The Sinister Sweetness of Splendid Academy, by Nikki Loftin (Razorbill, 2012, middle grade).
Imagine the most beautifully breathtaking school you can--with a playground that sends a siren song into any child's heart, a cafeteria designed for fine dining, a school where each child has a dish of candy in their desks that never gets empty, and all seems designed to make every student happy....
That's Splendid Academy, where Lorelie and her brother are being sent; it's approved of by her new step-mother (not a universally welcome addition to her family). And although sweet as all get out on the outside, Splendid Academy has a rotten core. A kind of deadly, magical, rotten-as-all-get-out core....
Because all the lovely food, bags and plates and bowls of delicious food, pressed upon the students by the beautiful teachers, isn't for the benefit of the children growing fatter every day.
Lorelie, though, is not like other students. She has a dark secret of her own, one that ironically will be her armour during the days can come, as, bit by bit, the horror of her new school unfolds.
I don't know if I would have seen it myself, because I can be Dim at times, but this is a retelling of Hansel and Gretal--and a good one too (not that I've ever read any book length retellings of it, but still). The whole package of Splendid Academy makes a believable whole, magic and all....and Lorelie's own journey of discovery, the actions she took and her motivations, all made sense to me.
Her older brother was not, as one might expect, the "Hansel Figure." In fact, the older brother was pretty much a non character, and the part of Hansel was played by another classmate, Andrew, a boy who arrived at Splendid Academy already overweight. Loftin does, I think, a fine job with Andrew, avoiding fat kid stereotypes and making him an insightful, sympathetic character who does not miraculously have to become thin in order to be a valued, attractive, person.
It's a pretty dark book (about as dark as the original fairy tale), but it's a darkness of gradually building horror rather than grotesque violence. I don't think, though, that the horror overwhelms the story. Lorelie's strength of character, and determination to do the right thing, balances things out. I liked it quite a bit.
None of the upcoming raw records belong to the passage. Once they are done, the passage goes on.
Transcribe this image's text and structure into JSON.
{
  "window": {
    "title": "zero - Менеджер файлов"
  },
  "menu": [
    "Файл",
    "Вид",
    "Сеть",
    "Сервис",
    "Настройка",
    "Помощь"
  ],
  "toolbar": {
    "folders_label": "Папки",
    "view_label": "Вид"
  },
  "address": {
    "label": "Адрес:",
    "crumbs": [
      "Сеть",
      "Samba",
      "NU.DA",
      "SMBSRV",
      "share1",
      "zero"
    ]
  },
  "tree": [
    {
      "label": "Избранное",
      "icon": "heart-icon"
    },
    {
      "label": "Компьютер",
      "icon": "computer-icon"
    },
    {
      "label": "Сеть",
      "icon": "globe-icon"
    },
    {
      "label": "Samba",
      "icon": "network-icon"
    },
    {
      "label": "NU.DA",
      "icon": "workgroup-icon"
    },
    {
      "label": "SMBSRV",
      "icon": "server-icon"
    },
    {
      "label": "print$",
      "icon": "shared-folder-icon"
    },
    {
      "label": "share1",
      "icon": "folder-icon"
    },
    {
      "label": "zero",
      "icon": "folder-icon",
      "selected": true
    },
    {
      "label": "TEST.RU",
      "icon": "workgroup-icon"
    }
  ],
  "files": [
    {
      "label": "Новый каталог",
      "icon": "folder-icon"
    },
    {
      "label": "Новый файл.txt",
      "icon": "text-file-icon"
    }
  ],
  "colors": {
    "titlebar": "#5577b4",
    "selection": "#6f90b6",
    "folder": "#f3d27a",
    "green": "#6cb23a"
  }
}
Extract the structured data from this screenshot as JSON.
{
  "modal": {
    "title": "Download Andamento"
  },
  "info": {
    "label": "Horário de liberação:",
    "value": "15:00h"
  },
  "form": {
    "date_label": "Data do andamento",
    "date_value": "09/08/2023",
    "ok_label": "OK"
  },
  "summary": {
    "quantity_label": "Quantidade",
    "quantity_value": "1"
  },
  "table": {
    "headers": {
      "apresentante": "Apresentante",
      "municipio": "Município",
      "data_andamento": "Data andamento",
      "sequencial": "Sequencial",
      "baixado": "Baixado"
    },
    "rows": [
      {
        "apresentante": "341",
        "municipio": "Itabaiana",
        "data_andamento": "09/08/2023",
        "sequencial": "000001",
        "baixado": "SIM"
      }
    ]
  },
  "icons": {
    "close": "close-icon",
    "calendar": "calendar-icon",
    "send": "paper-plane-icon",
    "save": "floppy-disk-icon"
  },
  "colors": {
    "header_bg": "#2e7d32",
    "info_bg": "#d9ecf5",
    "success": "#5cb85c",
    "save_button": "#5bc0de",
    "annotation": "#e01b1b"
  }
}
(personal note: I kept misreading Splendid Academy as Splenda (tm) Academy. Which I thought was rather metaphorically apt.....)